▶ _Task goal_
A single number is required: how many lines in the entries hold the word "relation".
"""
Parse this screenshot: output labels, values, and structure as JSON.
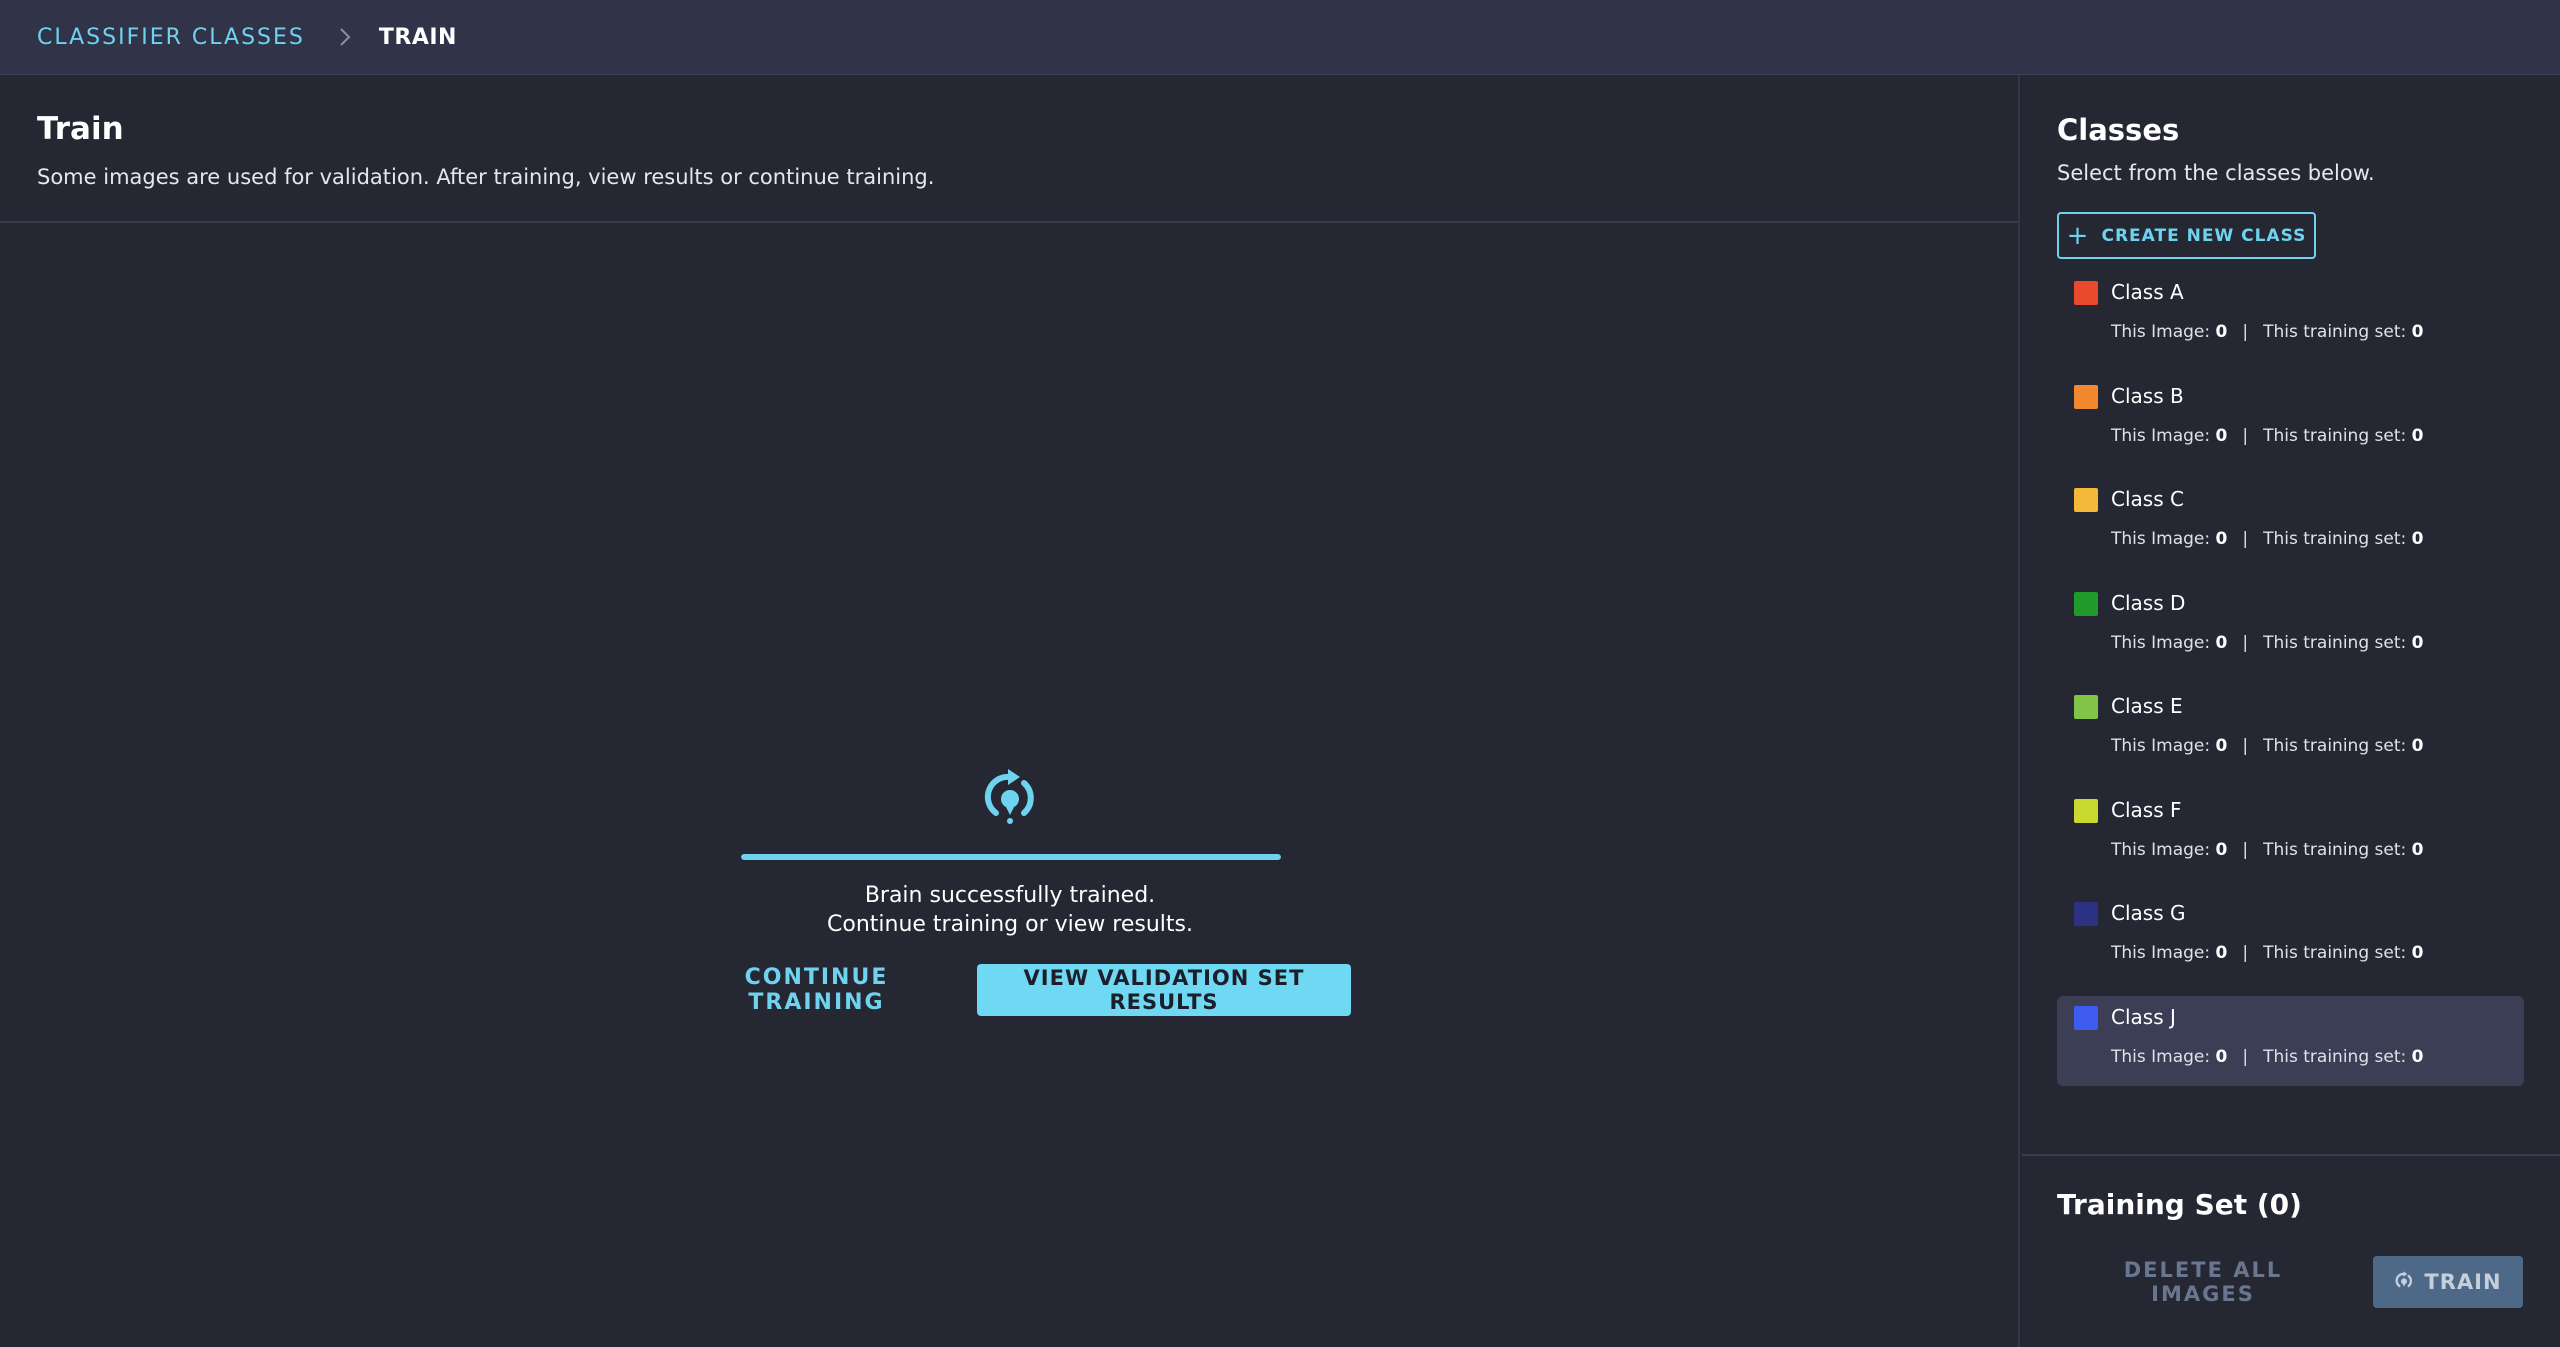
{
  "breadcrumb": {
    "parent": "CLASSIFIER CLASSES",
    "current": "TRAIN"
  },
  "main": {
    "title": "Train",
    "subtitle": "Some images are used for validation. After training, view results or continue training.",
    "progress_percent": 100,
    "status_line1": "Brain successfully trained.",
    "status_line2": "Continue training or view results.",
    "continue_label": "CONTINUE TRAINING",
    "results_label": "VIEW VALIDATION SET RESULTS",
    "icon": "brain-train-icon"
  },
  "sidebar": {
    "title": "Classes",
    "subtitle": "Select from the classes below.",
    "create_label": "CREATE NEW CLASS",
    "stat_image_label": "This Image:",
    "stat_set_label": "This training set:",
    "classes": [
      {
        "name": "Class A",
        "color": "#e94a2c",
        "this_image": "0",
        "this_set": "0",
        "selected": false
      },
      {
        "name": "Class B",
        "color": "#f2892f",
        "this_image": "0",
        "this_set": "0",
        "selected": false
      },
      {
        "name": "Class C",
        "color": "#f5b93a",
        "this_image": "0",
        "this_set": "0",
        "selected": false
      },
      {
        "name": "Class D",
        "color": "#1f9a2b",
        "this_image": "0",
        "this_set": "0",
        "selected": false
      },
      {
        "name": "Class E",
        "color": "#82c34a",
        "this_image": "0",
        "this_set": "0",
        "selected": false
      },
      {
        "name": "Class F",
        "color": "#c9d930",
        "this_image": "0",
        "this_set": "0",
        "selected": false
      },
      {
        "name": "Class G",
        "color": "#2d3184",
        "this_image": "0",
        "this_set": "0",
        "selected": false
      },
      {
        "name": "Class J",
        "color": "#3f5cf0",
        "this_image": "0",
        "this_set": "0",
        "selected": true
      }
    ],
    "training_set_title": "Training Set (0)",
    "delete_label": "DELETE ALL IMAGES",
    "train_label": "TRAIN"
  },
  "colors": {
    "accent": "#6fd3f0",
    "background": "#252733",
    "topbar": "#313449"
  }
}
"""
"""
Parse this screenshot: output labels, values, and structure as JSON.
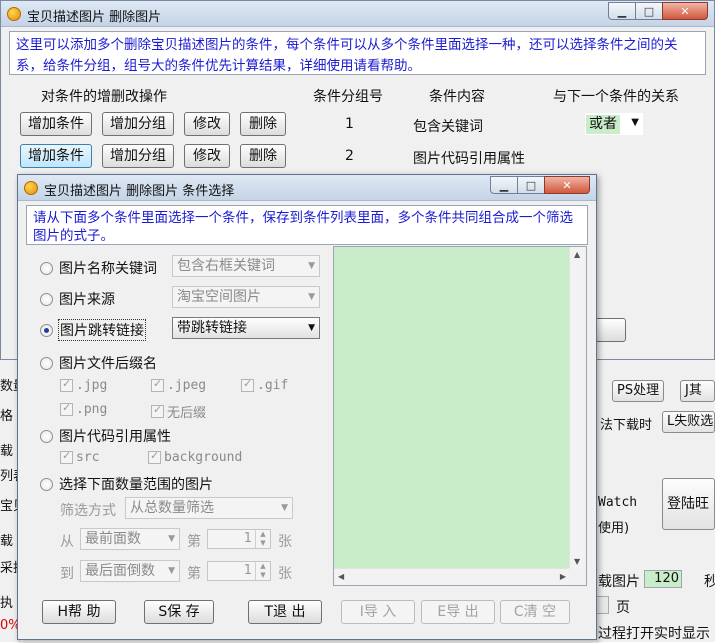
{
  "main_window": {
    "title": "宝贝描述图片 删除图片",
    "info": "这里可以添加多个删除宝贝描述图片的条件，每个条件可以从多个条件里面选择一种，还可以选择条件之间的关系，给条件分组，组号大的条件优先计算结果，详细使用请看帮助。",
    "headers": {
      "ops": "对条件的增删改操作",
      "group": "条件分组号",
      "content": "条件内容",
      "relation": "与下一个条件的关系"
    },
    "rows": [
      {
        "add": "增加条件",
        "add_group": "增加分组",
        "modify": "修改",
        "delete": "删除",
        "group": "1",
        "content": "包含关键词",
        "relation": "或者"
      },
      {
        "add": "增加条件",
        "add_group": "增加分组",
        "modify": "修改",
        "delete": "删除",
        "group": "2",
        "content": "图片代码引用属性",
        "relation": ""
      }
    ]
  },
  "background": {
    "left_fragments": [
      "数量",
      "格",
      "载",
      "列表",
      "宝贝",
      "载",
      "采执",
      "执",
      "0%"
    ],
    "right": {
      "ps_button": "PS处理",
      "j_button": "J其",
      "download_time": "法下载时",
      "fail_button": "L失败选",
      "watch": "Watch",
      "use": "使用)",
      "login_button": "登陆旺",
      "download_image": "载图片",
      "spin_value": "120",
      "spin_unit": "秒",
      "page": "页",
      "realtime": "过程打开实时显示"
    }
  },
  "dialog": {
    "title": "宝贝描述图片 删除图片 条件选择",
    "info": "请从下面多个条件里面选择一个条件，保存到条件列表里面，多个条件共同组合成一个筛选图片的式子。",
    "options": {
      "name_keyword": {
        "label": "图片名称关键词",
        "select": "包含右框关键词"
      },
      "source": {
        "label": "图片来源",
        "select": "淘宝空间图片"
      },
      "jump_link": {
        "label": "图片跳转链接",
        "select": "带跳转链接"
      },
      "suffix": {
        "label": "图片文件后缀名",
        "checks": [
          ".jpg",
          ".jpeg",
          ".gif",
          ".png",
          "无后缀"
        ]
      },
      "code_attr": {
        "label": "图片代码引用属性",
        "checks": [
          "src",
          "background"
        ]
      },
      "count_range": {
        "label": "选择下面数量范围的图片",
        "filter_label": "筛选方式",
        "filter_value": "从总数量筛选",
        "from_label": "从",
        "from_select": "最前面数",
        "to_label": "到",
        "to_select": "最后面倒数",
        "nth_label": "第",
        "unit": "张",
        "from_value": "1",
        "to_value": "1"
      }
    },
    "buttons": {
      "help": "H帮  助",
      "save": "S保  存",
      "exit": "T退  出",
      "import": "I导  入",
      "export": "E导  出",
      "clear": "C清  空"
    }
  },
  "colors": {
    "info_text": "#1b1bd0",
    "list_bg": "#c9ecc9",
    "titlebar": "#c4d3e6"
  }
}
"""
▶ _Finished exercise_
3